They all know how to tie their own shoes, buckle and unbuckle their seatbelts, swim, write their full name, and now they are officially all in school! I can hardly wrap my head around it because we were in the baby/preschool stage for so long! Suddenly I am MIDDLE of motherhood, or in the thick of it as some might say.
I know not everyone falls into a cookie cutter family having 2.5 kids at age 27 after graduating college and getting married. For a lot of moms though, the tween or middle school years do often fall right around midlife. It makes things interesting because in some ways a midlife mom is experiencing some of the same growing pains as a middle schooler! My favorite description about being in your forties is that you are an old young person and a young old person. Apply that to tweens. They are no longer adorable children with chubby cheeks that request pasghetti and meatballs, but they aren’t cool teenagers that are nearly independent either. It’s an awkward stage.
I don’t consider this whole middle section of my life as an awkward stage, but it is certainly uncharted territory and I am navigating what this next chapter holds for me.
The youngest is in all day school for the first time. She just lost her two front teeth and learned how to ride a bike.
With each of my other kids they were the baby until the next baby came and suddenly they were a big kid. Elle never had that right of passage so the challenge is to help foster her growth instead of treating her like the perpetual baby.
Little brother is in fourth grade now and has a locker for the first time, which he is super proud of. He is about to enter into the double digits on his next birthday.
Big sister is in 6th grade. She has a phone, she’s in the youth group, and she is going to be 13 this school year. WHAT!?
Then there is the impossible fact that I have a high schooler.
He has a friend who can drive now so that has brought on all kinds of independence. We see him gradually drifting away from us, but in a healthy normal way.

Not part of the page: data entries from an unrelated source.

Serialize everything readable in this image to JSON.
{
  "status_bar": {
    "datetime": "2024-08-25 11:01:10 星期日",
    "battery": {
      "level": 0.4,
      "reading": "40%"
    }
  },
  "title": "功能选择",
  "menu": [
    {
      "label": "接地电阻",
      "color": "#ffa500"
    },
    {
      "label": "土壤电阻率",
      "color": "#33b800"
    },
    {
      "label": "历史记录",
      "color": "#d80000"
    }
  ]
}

He still loves his family and we will continue to take trips and have meals with the six of us, but naturally he is starting to hang out with his friend more and more. There are some evenings where there are only 5 of us at home and he is off doing his own thing. I can’t believe he’s about to be 15 and get a driver’s permit!
I have a lot of feelings about all of this growing up business. Actually, I have a metaphor for my motherhood experience so far. Close your eyes and imagine you are the passenger on a road trip. Now imagine you are constantly looking back at a bunch of young children. There are babies screaming, sippy cups and goldfish crackers flying. You are passing back bottles and wet wipes. The demands and volume increases. You start singing the “wheels on the bus go round and round” and find yourself laughing and crying all at once wondering how much longer until you get to your destination. Then you finally have a chance to turn around and face forward. You rub your neck because of the strain from facing backward for so long. You start to look out the window at all the beautiful scenery, but you are distracted by how fast the vehicle seems to be moving. The closer you get to your destination the faster if feels like you are going and there is nothing you can do to slow down. So you just buckle up and start singing “Free Falling.” That is what I feel like.
The years of having little kids were so amazing, but also exhausting. Then the older they get the more I feel like time seems to speed up! Even with as crazy as I make this metaphorical road trip sound it has been the greatest blessing of my life. As I look ahead to the next season of guiding my children into adulthood I am optimistic. If it’s even close to as good as the first half then I know I am in for treat.